• **What is being asked**
Wherever a line below holds the word "actions", copy that line.

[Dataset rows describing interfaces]
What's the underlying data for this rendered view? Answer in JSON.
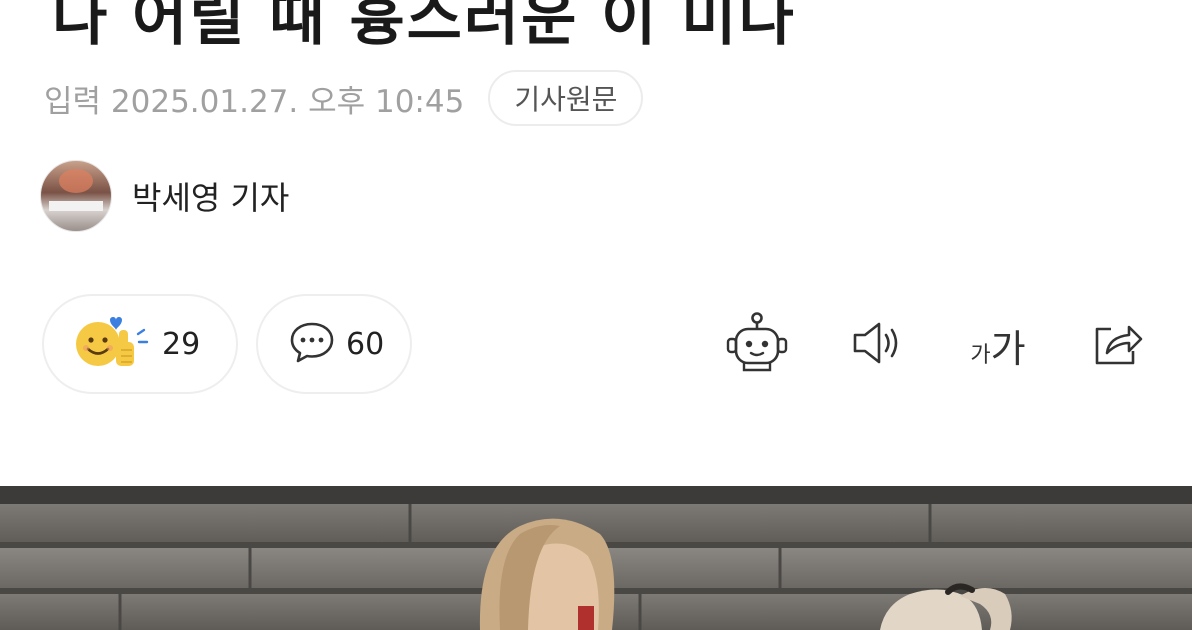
{
  "article": {
    "headline": "다 어릴 때 흉스러운 이 미다",
    "date": "입력 2025.01.27. 오후 10:45",
    "original_article_label": "기사원문",
    "reporter_name": "박세영 기자"
  },
  "actions": {
    "reaction_count": "29",
    "comment_count": "60"
  },
  "toolbar": {
    "font_small_label": "가",
    "font_large_label": "가"
  },
  "colors": {
    "date_text": "#a0a0a0",
    "emoji_yellow": "#f6c944",
    "heart_blue": "#3b7fe0"
  },
  "icons": [
    "smile-thumbs-reaction-icon",
    "speech-bubble-icon",
    "robot-icon",
    "speaker-icon",
    "font-size-icon",
    "share-icon"
  ]
}
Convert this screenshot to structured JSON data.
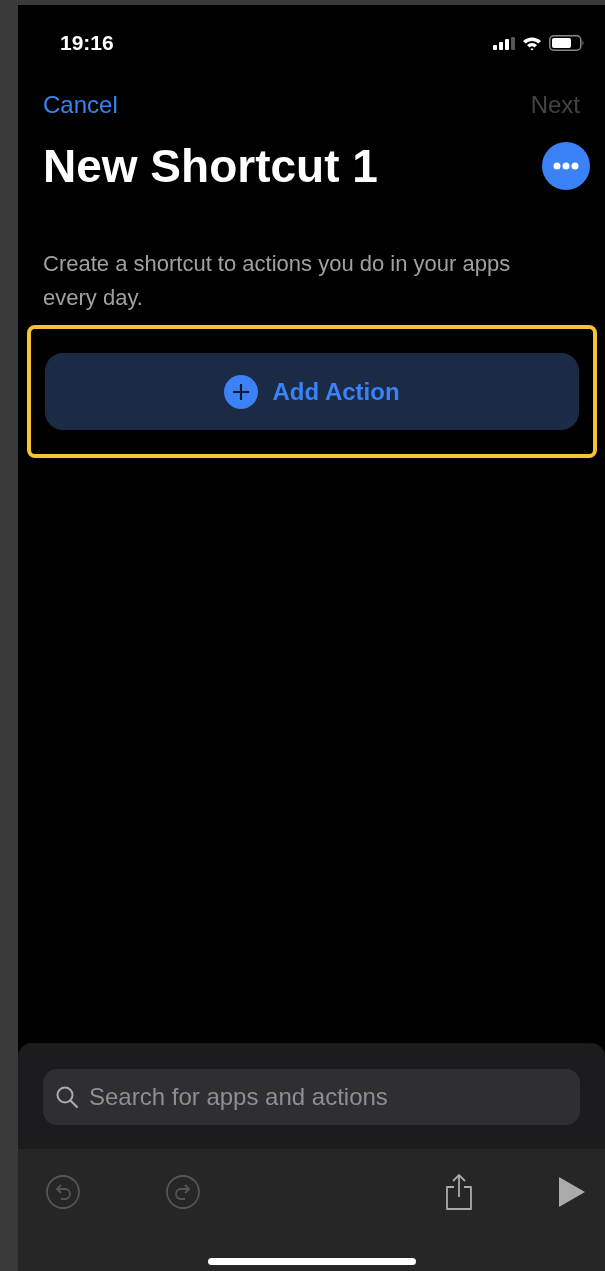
{
  "status_bar": {
    "time": "19:16"
  },
  "nav": {
    "cancel": "Cancel",
    "next": {
      "label": "Next",
      "disabled": true
    }
  },
  "title": "New Shortcut 1",
  "description": "Create a shortcut to actions you do in your apps every day.",
  "add_action": {
    "label": "Add Action",
    "highlighted": true
  },
  "search": {
    "placeholder": "Search for apps and actions"
  },
  "toolbar": [
    {
      "kind": "undo",
      "disabled": true
    },
    {
      "kind": "redo",
      "disabled": true
    },
    {
      "kind": "share",
      "disabled": false
    },
    {
      "kind": "play",
      "disabled": false
    }
  ]
}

• **Your solution**
  "actions": {
  "description": "Create a shortcut to actions you do in your apps every day.",
    "placeholder": "Search for apps and actions"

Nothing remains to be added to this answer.